ASCA has introduced industry standards and used those standards to bring ISO Certification to the snow and ice management industry. Although it is still very much in its infancy, the true professionals in this industry will pursue this certification, thus pushing themselves to even higher standards. Eventually, property owners and managers will begin to demand their snow and ice management contractors are certified in some fashion, whether it is through the SIMA CSP program, the ASCA accreditation, or the ISO Certification. Property owners and managers want professionals, they want risk managers, and soon they will realize they can make a difference in this industry simply by holding their snow and ice management contractor to high standards.


The founders of SIMA, sitting in that basement back in 1996, may not have considered themselves “risk managers;” they may not have thought about meeting with House representatives; and they may not have realized the impact they would have on this industry — but they were risk managers. Their efforts brought about changes that have had a big impact on the industry.

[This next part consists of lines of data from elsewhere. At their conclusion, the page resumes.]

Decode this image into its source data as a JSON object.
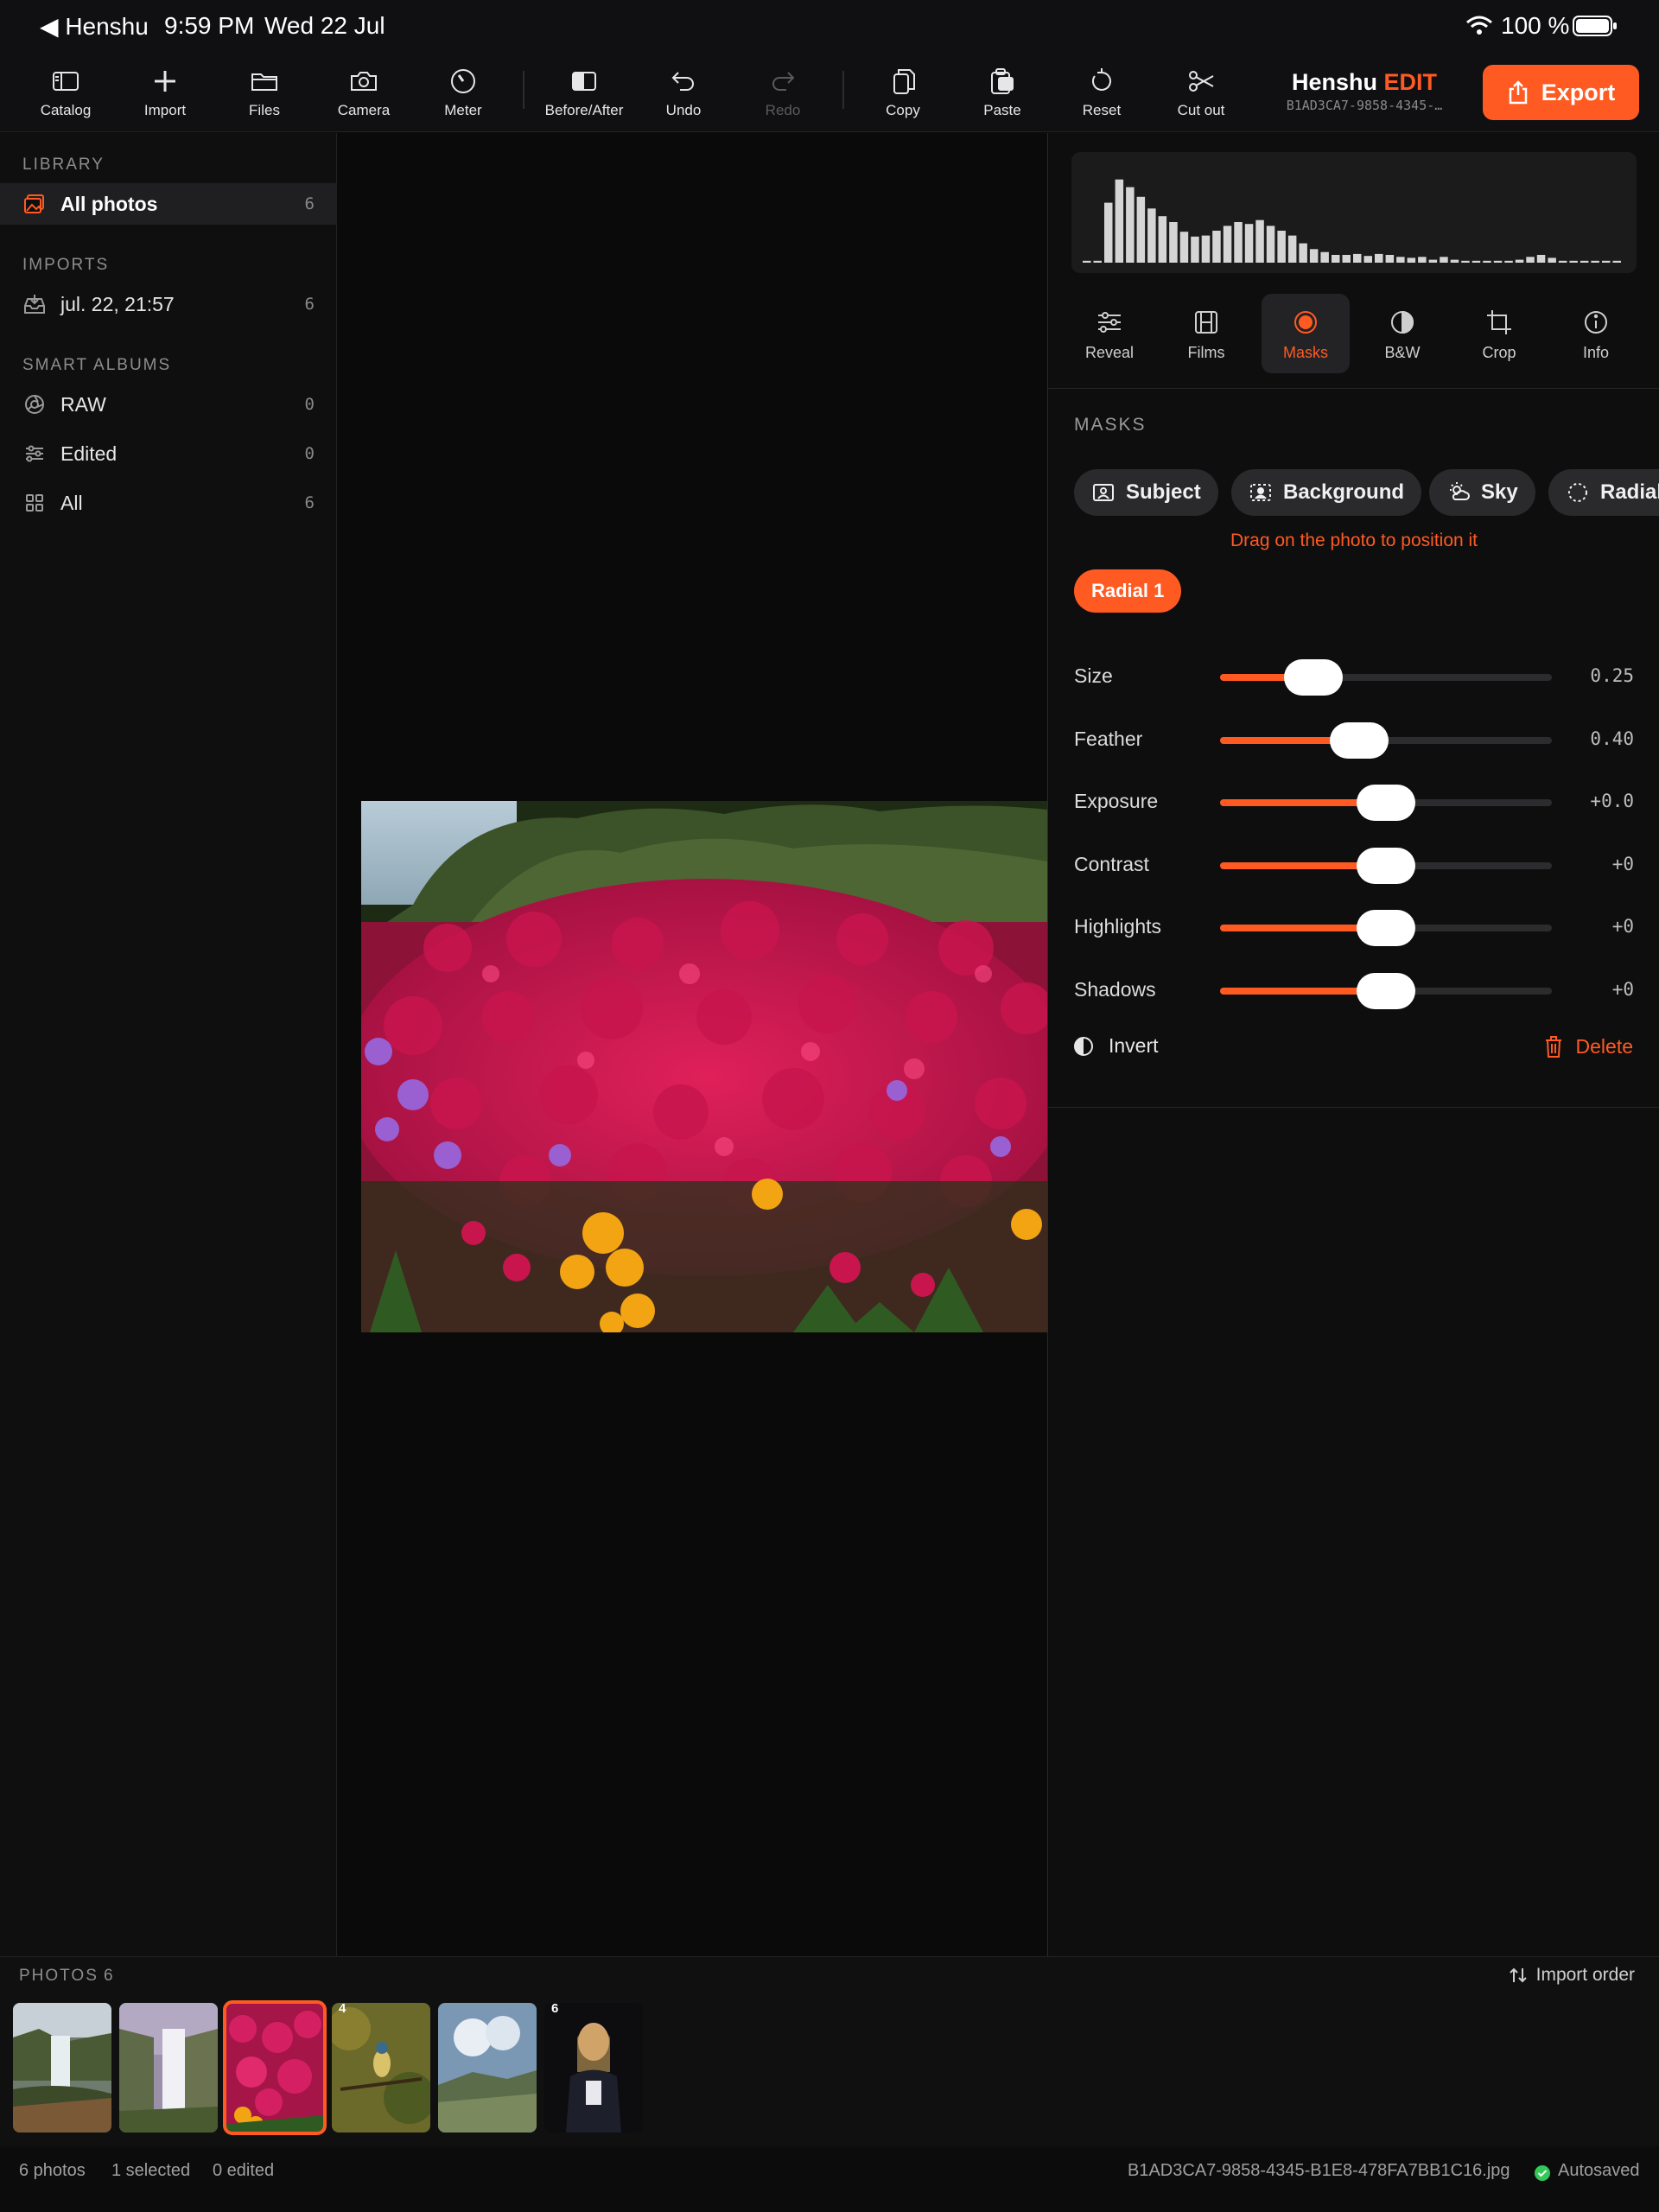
{
  "status": {
    "back_label": "◀ Henshu",
    "time": "9:59 PM",
    "date": "Wed 22 Jul",
    "battery": "100 %"
  },
  "toolbar": {
    "catalog": "Catalog",
    "import": "Import",
    "files": "Files",
    "camera": "Camera",
    "meter": "Meter",
    "before_after": "Before/After",
    "undo": "Undo",
    "redo": "Redo",
    "copy": "Copy",
    "paste": "Paste",
    "reset": "Reset",
    "cut_out": "Cut out"
  },
  "brand": {
    "name": "Henshu",
    "suffix": "EDIT",
    "doc_id": "B1AD3CA7-9858-4345-…"
  },
  "export_label": "Export",
  "sidebar": {
    "library_title": "LIBRARY",
    "all_photos": {
      "label": "All photos",
      "count": "6"
    },
    "imports_title": "IMPORTS",
    "import_item": {
      "label": "jul. 22, 21:57",
      "count": "6"
    },
    "smart_title": "SMART ALBUMS",
    "raw": {
      "label": "RAW",
      "count": "0"
    },
    "edited": {
      "label": "Edited",
      "count": "0"
    },
    "all": {
      "label": "All",
      "count": "6"
    }
  },
  "histogram": [
    0.02,
    0.02,
    0.62,
    0.86,
    0.78,
    0.68,
    0.56,
    0.48,
    0.42,
    0.32,
    0.27,
    0.28,
    0.33,
    0.38,
    0.42,
    0.4,
    0.44,
    0.38,
    0.33,
    0.28,
    0.2,
    0.14,
    0.11,
    0.08,
    0.08,
    0.09,
    0.07,
    0.09,
    0.08,
    0.06,
    0.05,
    0.06,
    0.03,
    0.06,
    0.03,
    0.02,
    0.02,
    0.02,
    0.02,
    0.02,
    0.03,
    0.06,
    0.08,
    0.05,
    0.02,
    0.02,
    0.02,
    0.02,
    0.02,
    0.02
  ],
  "panel_tabs": {
    "reveal": "Reveal",
    "films": "Films",
    "masks": "Masks",
    "bw": "B&W",
    "crop": "Crop",
    "info": "Info"
  },
  "masks": {
    "title": "MASKS",
    "chips": {
      "subject": "Subject",
      "background": "Background",
      "sky": "Sky",
      "radial": "Radial"
    },
    "hint": "Drag on the photo to position it",
    "active_mask": "Radial 1",
    "sliders": [
      {
        "label": "Size",
        "value": "0.25",
        "position": 0.28
      },
      {
        "label": "Feather",
        "value": "0.40",
        "position": 0.42
      },
      {
        "label": "Exposure",
        "value": "+0.0",
        "position": 0.5
      },
      {
        "label": "Contrast",
        "value": "+0",
        "position": 0.5
      },
      {
        "label": "Highlights",
        "value": "+0",
        "position": 0.5
      },
      {
        "label": "Shadows",
        "value": "+0",
        "position": 0.5
      }
    ],
    "invert": "Invert",
    "delete": "Delete"
  },
  "filmstrip": {
    "title": "PHOTOS",
    "count": "6",
    "sort": "Import order",
    "badges": {
      "t4": "4",
      "t6": "6"
    }
  },
  "footer": {
    "photos": "6 photos",
    "selected": "1 selected",
    "edited": "0 edited",
    "filename": "B1AD3CA7-9858-4345-B1E8-478FA7BB1C16.jpg",
    "autosaved": "Autosaved"
  },
  "colors": {
    "accent": "#ff5a22",
    "background": "#0b0b0b",
    "panel": "#0e0e0f",
    "chip": "#2a2a2c",
    "autosave_dot": "#34c759"
  }
}
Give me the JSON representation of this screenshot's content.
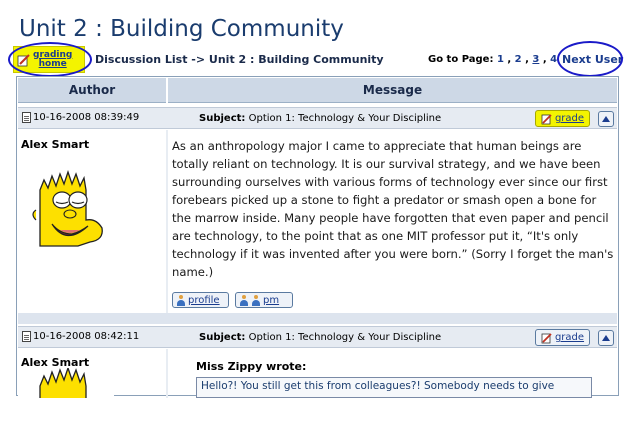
{
  "page_title": "Unit 2 : Building Community",
  "grading_home": {
    "line1": "grading",
    "line2": "home"
  },
  "breadcrumb": "Discussion List -> Unit 2 : Building Community",
  "go_to_page": {
    "label": "Go to Page:",
    "pages": [
      "1",
      "2",
      "3",
      "4"
    ]
  },
  "next_user": "Next User",
  "table_headers": {
    "author": "Author",
    "message": "Message"
  },
  "posts": [
    {
      "date": "10-16-2008 08:39:49",
      "subject_label": "Subject:",
      "subject": "Option 1: Technology & Your Discipline",
      "grade_label": "grade",
      "author": "Alex Smart",
      "avatar_icon": "bart-simpson-avatar-icon",
      "body": "As an anthropology major I came to appreciate that human beings are totally reliant on technology. It is our survival strategy, and we have been surrounding ourselves with various forms of technology ever since our first forebears picked up a stone to fight a predator or smash open a bone for the marrow inside. Many people have forgotten that even paper and pencil are technology, to the point that as one MIT professor put it, “It's only technology if it was invented after you were born.” (Sorry I forget the man's name.)",
      "profile_label": "profile",
      "pm_label": "pm"
    },
    {
      "date": "10-16-2008 08:42:11",
      "subject_label": "Subject:",
      "subject": "Option 1: Technology & Your Discipline",
      "grade_label": "grade",
      "author": "Alex Smart",
      "avatar_icon": "bart-simpson-avatar-icon",
      "quote_header": "Miss Zippy wrote:",
      "quote_text": "Hello?! You still get this from colleagues?! Somebody needs to give"
    }
  ],
  "colors": {
    "highlight": "#f4f400",
    "annotation_circle": "#1a1ac8",
    "header_bg": "#cdd8e6",
    "title": "#1a3c6e"
  }
}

Just like the founders of SIMA, those ASCA members who recently visited Washington, D.C., met with House representatives, and pushed for legislative reform, are industry leaders. Their vision of a better tomorrow is pushing them to become involved today. Change does not occur overnight — often it takes years. And the biggest changes are yet to come. As Margaret Mead once said, “Never doubt that a small group of thoughtful, committed, citizens can change the world. Indeed, it is the only thing that ever has.”


 


Formerly the executive director of the Snow & Ice Management Association (SIMA) from 1996-2006, Tammy Johnson, MBA, CAE, is the executive director of the Snowfighters Institute, located in Erie, PA. She can be reached at 814-455-1991 or via e-mail at Tammy@snowfightersinstitute.com